== Materials provided ==

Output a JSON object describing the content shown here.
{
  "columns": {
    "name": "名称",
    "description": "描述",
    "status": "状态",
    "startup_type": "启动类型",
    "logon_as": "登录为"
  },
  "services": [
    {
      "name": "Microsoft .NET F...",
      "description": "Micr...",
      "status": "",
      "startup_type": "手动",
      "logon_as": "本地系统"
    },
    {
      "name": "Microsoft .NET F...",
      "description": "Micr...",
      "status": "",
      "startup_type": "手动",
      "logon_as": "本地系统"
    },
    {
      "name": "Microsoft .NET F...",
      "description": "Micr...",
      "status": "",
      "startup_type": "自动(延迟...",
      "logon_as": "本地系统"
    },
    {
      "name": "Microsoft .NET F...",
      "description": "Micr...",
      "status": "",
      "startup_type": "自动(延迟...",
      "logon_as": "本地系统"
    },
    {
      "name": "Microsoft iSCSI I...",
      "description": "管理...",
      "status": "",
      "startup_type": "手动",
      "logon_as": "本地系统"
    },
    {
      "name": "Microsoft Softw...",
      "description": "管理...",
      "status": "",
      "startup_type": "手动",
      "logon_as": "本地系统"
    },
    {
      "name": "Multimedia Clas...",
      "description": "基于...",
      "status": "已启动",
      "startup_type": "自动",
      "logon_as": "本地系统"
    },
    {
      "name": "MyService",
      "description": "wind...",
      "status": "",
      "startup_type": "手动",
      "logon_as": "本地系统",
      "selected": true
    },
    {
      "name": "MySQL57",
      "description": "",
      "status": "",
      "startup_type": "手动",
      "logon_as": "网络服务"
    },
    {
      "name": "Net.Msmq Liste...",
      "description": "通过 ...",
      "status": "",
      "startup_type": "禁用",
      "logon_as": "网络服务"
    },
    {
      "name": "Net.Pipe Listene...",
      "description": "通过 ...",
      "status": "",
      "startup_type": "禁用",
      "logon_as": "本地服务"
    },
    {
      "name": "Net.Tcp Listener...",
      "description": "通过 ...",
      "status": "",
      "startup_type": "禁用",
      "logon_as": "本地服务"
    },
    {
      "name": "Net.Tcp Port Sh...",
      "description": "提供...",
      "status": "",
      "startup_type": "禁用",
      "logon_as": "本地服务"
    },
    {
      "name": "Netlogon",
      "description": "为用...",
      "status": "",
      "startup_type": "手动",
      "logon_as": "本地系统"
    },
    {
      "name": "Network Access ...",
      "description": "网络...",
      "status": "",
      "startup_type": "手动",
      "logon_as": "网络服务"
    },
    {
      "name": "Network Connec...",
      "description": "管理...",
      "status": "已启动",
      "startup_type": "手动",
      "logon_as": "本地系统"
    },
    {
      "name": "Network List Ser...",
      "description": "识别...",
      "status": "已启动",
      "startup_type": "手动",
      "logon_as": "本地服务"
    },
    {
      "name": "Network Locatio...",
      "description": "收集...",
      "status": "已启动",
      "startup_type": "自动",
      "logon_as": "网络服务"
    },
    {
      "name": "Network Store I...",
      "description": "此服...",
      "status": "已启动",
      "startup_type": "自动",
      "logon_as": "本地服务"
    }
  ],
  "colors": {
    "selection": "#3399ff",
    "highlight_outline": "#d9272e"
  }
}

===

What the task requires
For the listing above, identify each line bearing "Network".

Written answer
      "name": "Network Access ...",
      "name": "Network Connec...",
      "name": "Network List Ser...",
      "name": "Network Locatio...",
      "name": "Network Store I...",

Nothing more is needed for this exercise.